Shelly Engdau Vanda was born in Ethiopia and made aliya with her family, via Sudan, when she was five years old. Although she was a bright student, there was nothing about her upbringing that hinted she’d become a trailblazer. Today, Shelly is one of only a handful of Israeli doctoral students of Ethiopian descent.
Throughout my years in academia, I never had a single professor of Ethiopian descent. Even today, there are none or next to none in Israel. We’ve created a loose network of Ethiopian academics and we support each other.
Shelly was the first in her family to obtain a higher education when she earned a bachelor’s degree in social work. She spent the next four years working in early childhood centers, which offer professional services ranging from speech and occupational therapy to psychological services. Working primarily with families who’d emigrated from Ethiopia, Shelly developed and adapted programs to their needs. Eventually, she was appointed to manage one such center herself.
Four years later, Shelly decided to pursue a master’s degree. She enrolled in the Hebrew University’s early childhood program. Her thesis was recently published as a book, Resilience in Immigration: The Story of Ethiopian Jews in Israel from a Perspective of 30 Years.

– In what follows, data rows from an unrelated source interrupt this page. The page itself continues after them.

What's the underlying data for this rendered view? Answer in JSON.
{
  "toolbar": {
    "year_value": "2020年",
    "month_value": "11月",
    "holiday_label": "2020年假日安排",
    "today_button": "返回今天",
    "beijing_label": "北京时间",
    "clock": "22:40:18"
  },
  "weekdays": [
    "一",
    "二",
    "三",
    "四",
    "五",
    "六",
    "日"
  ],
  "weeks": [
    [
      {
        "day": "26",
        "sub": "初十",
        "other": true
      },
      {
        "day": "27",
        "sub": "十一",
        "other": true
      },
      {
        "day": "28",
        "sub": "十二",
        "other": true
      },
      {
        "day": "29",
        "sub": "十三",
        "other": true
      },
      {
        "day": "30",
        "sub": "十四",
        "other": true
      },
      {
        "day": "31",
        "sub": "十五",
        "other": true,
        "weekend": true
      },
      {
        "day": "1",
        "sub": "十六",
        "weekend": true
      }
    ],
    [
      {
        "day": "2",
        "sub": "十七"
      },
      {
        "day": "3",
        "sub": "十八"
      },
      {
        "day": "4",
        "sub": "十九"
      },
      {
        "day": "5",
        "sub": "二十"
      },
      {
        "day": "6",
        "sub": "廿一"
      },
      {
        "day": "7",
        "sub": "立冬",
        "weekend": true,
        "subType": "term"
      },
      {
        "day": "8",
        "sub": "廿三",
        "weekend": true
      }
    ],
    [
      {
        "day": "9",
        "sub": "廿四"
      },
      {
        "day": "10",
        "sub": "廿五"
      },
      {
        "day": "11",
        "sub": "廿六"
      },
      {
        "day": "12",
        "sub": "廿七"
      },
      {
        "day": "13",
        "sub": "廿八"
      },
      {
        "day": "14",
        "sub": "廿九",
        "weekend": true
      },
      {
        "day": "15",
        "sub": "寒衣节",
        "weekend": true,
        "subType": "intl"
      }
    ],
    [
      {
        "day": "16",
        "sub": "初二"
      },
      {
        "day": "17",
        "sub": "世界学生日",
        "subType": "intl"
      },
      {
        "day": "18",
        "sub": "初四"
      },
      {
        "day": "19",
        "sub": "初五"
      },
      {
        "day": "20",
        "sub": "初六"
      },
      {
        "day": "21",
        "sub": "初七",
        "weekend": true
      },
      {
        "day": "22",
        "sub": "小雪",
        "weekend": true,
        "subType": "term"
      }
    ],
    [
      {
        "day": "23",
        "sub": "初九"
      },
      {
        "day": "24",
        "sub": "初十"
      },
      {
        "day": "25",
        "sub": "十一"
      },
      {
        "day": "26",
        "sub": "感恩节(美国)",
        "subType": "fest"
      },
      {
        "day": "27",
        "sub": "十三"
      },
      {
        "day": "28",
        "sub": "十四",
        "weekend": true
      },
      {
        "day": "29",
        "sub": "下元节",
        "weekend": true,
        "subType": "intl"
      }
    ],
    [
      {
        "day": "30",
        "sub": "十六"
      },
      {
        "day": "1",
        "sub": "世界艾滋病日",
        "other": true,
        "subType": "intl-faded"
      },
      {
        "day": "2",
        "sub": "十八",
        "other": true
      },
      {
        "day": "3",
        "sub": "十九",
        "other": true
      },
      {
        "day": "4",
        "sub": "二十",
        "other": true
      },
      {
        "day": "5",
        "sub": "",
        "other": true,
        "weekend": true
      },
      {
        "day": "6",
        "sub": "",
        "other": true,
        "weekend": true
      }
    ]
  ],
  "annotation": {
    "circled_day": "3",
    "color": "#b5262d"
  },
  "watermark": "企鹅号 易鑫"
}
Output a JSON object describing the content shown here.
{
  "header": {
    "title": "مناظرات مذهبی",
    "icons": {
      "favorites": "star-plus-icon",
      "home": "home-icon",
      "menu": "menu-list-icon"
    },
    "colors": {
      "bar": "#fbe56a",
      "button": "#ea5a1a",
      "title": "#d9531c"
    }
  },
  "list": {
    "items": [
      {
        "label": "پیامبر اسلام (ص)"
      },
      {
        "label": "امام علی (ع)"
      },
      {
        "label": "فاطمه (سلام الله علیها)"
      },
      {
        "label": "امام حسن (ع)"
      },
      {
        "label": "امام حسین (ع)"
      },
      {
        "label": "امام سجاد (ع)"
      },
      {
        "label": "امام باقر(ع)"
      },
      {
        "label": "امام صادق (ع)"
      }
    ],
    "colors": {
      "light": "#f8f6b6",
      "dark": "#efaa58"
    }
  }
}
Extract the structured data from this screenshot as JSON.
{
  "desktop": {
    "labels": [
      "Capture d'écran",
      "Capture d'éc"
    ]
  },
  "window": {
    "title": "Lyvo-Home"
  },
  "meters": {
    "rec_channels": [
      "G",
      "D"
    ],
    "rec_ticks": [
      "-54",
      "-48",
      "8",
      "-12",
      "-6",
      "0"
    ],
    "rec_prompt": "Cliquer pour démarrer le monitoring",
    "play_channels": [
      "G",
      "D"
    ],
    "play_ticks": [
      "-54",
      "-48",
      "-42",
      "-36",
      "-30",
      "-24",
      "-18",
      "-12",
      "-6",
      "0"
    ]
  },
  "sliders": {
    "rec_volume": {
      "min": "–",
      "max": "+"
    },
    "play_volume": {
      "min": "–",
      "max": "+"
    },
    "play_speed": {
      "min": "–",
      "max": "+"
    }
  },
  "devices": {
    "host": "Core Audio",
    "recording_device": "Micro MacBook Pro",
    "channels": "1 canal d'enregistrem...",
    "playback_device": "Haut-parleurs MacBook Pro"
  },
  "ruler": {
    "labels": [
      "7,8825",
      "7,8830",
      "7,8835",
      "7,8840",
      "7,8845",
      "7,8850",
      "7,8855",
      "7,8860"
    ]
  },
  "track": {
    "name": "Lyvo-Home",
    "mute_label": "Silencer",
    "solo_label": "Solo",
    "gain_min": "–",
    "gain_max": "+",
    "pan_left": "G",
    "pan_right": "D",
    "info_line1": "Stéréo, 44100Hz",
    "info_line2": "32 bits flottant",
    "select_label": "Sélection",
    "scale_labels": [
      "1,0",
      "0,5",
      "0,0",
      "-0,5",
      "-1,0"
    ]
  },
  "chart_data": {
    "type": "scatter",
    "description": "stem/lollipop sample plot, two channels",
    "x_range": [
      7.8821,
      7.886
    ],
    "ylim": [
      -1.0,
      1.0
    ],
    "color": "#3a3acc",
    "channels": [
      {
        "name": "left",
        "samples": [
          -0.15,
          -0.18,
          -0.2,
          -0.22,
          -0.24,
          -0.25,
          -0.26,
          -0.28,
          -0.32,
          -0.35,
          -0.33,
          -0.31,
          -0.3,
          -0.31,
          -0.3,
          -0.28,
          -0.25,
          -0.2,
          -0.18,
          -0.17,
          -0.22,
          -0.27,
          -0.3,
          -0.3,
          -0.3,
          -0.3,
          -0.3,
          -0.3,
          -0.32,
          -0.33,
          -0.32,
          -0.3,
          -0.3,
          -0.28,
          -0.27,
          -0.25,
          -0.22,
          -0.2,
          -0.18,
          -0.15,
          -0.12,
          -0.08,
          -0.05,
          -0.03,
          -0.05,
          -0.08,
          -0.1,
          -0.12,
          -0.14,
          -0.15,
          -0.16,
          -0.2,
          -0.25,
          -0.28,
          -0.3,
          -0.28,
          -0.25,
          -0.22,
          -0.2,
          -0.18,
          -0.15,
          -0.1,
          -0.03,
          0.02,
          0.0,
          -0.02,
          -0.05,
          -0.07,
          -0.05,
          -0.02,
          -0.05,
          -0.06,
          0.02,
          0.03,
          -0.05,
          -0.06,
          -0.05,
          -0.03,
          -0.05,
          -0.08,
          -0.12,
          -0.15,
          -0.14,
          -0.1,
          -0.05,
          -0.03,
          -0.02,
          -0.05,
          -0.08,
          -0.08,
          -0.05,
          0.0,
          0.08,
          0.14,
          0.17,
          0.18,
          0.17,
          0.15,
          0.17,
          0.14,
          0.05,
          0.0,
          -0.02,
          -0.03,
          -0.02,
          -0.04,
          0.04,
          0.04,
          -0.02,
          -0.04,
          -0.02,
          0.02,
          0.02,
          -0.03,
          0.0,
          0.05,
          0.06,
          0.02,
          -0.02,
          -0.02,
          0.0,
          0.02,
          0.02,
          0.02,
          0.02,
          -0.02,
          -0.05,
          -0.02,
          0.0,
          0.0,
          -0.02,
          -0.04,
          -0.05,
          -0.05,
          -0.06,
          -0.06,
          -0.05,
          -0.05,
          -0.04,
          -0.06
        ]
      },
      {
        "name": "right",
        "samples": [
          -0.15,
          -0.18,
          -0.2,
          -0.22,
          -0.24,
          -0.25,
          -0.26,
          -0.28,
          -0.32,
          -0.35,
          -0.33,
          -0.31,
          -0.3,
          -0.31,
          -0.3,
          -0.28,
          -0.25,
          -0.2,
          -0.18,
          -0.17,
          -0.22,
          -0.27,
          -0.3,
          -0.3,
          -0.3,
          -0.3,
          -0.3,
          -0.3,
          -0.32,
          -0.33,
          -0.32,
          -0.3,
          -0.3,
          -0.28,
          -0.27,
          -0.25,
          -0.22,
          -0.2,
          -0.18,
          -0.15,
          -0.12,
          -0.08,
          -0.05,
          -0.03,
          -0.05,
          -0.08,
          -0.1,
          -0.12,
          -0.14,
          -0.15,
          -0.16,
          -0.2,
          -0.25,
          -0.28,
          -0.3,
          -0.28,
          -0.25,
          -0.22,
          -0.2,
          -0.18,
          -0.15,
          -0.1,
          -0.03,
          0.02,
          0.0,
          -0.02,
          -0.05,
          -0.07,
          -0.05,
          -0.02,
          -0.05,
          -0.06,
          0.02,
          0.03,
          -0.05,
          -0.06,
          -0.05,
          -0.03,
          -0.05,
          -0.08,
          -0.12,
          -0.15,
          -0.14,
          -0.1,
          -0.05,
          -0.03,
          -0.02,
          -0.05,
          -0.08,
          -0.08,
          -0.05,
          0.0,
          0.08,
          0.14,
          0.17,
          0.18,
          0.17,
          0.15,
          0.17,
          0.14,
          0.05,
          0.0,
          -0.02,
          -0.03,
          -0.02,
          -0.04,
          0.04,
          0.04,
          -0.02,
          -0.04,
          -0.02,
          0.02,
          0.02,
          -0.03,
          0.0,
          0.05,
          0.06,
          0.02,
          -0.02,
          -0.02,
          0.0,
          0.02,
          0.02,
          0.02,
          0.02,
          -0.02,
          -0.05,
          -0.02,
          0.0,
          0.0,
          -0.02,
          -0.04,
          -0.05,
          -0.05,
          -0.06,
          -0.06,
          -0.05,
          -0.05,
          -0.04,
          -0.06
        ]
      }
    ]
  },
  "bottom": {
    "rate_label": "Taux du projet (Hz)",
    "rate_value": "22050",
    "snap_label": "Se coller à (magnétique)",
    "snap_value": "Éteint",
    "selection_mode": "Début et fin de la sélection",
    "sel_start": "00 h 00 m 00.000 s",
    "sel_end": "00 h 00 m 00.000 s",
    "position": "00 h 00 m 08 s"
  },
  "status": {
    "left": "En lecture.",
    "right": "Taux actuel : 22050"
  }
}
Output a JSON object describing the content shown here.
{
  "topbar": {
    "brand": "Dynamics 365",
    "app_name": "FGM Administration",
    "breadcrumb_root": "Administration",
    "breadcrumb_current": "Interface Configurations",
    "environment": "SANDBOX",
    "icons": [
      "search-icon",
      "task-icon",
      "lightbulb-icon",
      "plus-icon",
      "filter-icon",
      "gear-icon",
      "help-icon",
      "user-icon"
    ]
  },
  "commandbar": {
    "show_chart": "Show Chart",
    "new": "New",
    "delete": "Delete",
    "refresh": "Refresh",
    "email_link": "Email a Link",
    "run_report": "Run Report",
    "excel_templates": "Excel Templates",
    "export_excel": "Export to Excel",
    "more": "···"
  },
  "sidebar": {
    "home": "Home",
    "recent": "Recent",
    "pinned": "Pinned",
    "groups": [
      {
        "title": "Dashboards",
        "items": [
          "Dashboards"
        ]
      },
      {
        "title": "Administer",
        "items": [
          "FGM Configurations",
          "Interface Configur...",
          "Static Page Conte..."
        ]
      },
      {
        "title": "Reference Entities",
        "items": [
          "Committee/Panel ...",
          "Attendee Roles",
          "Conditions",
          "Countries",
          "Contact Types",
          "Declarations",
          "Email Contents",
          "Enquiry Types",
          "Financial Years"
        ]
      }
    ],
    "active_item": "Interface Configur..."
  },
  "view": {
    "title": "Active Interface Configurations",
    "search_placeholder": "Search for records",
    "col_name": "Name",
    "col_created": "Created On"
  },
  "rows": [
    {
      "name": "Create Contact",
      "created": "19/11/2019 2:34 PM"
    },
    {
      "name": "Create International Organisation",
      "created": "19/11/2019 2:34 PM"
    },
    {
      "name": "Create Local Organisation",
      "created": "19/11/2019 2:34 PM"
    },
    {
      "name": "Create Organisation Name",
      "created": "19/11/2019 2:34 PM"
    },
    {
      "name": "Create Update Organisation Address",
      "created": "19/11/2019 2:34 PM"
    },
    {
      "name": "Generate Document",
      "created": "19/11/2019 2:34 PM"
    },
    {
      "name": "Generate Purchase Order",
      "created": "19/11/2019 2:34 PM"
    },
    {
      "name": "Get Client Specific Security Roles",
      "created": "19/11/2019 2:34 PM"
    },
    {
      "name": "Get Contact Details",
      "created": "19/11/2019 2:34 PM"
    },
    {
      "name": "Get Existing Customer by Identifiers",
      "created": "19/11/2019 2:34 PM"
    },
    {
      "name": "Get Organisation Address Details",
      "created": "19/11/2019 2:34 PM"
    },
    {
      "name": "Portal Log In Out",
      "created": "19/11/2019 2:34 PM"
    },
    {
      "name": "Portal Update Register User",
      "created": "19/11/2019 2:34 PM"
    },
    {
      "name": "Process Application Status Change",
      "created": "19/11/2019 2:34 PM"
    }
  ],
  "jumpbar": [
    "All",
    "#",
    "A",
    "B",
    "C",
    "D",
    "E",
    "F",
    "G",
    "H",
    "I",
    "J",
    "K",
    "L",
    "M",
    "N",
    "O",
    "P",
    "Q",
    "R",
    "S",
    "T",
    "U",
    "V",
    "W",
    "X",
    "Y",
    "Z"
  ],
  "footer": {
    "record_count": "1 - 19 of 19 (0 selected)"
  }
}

After completing her master’s degree, Shelly spent the next seven years working for the Tel Aviv-Jaffa Municipality in different management roles. She was also a member of the municipal taskforce that helped immigrants from Ethiopia settle in the city. Shelly began noticing problems in how the social services and educational system treated these immigrants; while the problems initially seemed minor, she gradually realized their systemic nature.
Although Shelly loved working with people, she decided to return to academia to better understanding these issues and hopefully contribute to their resolution. She completed her doctoral studies under the supervision of Prof. Dorit Roer-Strier from the Nevet Greenhouse.
I saw how programs meant to help repeatedly failed, causing both sides much frustration. I developed a model that was rooted in these immigrants’ resilience, not their shortcomings. This model can be adapted for any population, not just Ethiopian immigrants.
For her doctoral research, Shelly studied social workers and educators who work with children in distress from the Ethiopian community. She examined how these community practitioners perceive aspects of risk and protection in these children’s lives, and the context through which their perceptions are constructed.
I spend my days at the library, dividing my time between reading and writing. I’ve published a book based on my master’s thesis and am currently working on my dissertation and a volume of poetry. I love writing, the words just bubble up within me. Without the financial support I’ve received, I wouldn’t have been able to fully dedicate myself to my writing.
Shelly recently submitted her doctoral thesis and was planning on a post-doctoral position in Germany. But the Coronavirus changed her plans, and she will continue her research at the Hebrew University. She hopes to eventually join the Hebrew University faculty. Her husband, also of Ethiopian descent, is also a full-time doctoral student nearing the end of his studies. Besides raising three young children, the couple also provides financial assistance to their parents and siblings.
In addition, Shelly has been volunteering for as long as she can remember. She’s tutored and mentored children and students, young adults in crisis, and is active in a number of organizations, including the Israel’s social work newsletter, the Coalition for Education from Birth, and Beersheba Mothers Against Police Violence.
Over the course of her doctoral studies, Shelly received four prestigious awards: The Nira Shenhar Prize for Excellence (2017); the Dean’s Award for Ongoing Volunteer Work with Individuals and the Community; The ISEF Award of Excellence (2020); and the Rector’s Award for Community Volunteering.